> Supplied records:
■ ■ ■ ■ ■ ■ ■

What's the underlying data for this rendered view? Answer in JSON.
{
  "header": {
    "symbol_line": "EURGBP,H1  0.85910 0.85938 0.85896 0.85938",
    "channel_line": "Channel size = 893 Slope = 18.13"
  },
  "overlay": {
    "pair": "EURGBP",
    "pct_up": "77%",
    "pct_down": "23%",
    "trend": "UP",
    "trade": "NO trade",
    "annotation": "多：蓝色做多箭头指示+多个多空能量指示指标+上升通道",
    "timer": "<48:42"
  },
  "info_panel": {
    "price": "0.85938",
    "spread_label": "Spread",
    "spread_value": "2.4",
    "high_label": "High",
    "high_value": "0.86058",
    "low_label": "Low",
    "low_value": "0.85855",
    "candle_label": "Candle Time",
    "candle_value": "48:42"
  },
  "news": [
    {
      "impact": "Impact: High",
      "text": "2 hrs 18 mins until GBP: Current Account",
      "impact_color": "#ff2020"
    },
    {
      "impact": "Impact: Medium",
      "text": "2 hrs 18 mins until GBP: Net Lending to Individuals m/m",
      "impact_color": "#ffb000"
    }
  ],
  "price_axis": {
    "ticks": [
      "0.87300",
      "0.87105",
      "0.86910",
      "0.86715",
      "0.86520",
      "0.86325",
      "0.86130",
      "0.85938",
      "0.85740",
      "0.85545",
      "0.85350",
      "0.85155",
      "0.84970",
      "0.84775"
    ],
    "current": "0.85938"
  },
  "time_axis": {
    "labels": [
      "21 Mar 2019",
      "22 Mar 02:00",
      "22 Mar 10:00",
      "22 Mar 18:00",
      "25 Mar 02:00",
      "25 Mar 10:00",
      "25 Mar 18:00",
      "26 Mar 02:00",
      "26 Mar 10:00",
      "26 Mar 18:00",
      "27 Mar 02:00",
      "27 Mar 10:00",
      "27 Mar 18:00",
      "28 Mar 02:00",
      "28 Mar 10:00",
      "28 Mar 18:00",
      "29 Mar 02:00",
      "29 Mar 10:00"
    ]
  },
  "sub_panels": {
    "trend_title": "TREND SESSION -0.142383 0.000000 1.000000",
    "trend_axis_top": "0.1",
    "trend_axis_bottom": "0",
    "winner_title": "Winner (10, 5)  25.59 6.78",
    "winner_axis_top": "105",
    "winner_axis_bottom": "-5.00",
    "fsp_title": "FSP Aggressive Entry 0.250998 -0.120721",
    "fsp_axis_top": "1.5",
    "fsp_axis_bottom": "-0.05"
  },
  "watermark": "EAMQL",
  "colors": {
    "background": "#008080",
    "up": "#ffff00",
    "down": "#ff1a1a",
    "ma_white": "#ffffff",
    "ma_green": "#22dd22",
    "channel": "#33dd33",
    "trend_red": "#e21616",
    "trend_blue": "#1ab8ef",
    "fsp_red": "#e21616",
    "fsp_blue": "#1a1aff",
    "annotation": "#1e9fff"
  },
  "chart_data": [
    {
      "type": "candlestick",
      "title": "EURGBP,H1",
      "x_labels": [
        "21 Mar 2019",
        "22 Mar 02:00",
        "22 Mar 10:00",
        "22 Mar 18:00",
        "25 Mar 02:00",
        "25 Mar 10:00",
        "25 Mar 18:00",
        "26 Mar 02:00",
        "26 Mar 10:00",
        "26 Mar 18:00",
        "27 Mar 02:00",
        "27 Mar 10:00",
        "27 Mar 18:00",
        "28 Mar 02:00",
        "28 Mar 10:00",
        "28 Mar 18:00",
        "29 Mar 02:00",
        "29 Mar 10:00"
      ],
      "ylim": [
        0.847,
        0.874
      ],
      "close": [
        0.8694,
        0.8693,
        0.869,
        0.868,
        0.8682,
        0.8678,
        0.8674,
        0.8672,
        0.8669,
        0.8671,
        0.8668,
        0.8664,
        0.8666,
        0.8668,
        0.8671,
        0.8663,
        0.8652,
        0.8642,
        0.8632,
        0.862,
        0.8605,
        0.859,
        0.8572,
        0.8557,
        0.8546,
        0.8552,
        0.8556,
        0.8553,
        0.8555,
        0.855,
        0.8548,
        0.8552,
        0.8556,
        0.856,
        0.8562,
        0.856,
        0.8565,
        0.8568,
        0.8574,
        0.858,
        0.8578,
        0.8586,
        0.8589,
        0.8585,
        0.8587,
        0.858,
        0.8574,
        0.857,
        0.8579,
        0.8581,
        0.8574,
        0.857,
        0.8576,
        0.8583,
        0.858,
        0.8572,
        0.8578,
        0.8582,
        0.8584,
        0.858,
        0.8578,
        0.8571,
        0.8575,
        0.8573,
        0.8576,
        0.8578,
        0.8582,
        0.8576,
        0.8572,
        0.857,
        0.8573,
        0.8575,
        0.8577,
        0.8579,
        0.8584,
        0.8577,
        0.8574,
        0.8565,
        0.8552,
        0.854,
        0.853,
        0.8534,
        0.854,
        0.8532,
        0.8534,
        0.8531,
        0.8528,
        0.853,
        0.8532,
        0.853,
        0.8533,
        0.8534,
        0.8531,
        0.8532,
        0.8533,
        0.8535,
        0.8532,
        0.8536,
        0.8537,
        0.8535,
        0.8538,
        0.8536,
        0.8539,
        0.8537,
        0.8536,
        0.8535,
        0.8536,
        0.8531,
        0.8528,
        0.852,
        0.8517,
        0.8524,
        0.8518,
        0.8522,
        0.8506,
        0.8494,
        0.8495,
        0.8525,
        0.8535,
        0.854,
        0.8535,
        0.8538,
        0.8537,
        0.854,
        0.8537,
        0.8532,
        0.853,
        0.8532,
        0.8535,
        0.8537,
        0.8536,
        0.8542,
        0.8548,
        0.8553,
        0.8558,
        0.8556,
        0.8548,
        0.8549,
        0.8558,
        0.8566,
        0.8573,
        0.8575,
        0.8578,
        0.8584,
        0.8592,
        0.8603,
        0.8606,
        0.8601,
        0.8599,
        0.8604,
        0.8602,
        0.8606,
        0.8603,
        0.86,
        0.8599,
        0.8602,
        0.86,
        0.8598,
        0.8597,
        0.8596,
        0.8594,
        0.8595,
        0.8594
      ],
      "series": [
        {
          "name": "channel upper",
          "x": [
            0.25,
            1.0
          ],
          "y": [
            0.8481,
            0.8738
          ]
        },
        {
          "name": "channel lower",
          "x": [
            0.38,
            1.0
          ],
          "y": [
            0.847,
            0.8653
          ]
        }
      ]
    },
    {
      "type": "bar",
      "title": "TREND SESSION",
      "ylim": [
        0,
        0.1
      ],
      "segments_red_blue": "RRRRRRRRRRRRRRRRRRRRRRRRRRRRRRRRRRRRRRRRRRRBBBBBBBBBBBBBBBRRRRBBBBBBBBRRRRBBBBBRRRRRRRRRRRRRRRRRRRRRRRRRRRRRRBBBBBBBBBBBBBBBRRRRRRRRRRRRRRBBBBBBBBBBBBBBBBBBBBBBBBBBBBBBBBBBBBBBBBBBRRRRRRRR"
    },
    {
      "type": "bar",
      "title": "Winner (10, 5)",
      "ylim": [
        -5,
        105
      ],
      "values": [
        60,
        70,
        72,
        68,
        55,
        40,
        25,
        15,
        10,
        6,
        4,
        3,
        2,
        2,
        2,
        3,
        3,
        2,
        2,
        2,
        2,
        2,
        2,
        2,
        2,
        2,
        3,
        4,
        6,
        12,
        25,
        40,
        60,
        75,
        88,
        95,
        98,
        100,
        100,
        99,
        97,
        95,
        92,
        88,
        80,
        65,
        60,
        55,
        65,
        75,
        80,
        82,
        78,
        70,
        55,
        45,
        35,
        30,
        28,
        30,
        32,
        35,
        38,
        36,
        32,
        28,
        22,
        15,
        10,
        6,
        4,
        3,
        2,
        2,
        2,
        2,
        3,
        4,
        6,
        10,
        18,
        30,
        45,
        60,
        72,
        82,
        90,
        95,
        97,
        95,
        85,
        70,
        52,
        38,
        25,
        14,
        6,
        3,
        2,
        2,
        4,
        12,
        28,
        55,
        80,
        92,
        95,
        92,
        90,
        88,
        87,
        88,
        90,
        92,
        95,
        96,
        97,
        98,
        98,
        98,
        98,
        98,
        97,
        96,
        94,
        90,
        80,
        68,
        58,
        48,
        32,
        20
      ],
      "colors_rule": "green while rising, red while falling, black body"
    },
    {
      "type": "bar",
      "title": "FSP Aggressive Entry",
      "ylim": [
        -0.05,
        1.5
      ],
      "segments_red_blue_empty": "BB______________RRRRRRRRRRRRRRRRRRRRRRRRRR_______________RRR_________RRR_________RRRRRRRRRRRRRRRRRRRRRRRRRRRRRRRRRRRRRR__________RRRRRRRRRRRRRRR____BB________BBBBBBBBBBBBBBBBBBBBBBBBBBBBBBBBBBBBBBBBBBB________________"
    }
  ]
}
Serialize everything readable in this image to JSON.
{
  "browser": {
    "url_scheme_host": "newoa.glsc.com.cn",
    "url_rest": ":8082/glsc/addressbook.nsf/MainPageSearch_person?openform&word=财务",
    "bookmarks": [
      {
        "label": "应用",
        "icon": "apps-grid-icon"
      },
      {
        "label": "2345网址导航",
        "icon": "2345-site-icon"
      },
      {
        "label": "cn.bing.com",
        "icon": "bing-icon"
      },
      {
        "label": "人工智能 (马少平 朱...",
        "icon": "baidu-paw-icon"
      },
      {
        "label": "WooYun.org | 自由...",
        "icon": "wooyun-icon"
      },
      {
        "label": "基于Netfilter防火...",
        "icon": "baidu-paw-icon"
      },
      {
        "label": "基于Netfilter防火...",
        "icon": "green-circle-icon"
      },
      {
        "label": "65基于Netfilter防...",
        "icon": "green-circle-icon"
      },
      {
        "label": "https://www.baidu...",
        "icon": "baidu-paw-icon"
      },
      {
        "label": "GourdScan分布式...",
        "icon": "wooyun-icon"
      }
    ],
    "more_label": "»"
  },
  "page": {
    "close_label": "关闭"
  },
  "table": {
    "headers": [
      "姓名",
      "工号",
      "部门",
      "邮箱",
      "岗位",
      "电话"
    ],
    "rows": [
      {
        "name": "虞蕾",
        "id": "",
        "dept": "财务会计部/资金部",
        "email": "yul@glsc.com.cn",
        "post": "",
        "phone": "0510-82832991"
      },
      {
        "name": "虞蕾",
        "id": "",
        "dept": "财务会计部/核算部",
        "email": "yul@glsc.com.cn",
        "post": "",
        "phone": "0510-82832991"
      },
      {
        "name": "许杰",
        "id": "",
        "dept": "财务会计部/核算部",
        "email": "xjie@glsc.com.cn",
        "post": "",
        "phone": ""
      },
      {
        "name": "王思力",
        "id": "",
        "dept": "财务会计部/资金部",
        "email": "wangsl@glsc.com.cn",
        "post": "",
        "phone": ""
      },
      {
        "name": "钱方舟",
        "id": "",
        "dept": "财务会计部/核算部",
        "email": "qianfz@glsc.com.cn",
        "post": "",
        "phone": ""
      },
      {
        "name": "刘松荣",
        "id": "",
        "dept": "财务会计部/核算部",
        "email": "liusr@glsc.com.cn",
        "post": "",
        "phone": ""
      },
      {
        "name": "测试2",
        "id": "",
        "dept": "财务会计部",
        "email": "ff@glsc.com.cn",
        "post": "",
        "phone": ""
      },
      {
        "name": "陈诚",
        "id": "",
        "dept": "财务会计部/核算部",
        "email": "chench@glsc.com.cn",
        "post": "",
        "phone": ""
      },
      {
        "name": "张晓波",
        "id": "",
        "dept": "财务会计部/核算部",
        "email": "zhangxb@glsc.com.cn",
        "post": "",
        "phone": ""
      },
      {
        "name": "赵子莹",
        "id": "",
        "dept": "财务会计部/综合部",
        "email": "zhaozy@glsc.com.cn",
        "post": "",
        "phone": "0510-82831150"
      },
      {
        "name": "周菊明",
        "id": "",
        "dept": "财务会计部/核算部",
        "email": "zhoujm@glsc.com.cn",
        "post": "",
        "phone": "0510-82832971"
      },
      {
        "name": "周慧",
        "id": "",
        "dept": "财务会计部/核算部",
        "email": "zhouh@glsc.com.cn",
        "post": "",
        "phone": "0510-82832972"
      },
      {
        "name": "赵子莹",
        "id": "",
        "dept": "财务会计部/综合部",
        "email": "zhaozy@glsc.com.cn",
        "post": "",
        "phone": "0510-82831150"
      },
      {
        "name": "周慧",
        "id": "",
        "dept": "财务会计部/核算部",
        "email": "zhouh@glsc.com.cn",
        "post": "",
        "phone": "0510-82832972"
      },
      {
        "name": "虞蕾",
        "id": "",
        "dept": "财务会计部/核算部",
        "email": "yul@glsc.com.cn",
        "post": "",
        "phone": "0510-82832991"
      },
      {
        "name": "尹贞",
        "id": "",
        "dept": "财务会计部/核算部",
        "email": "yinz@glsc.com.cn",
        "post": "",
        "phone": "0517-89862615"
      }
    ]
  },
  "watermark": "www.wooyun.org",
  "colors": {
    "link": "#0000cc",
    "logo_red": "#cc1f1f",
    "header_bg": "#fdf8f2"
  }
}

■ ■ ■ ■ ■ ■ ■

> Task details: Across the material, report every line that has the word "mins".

> Exercise result:
      "text": "2 hrs 18 mins until GBP: Current Account",
      "text": "2 hrs 18 mins until GBP: Net Lending to Individuals m/m",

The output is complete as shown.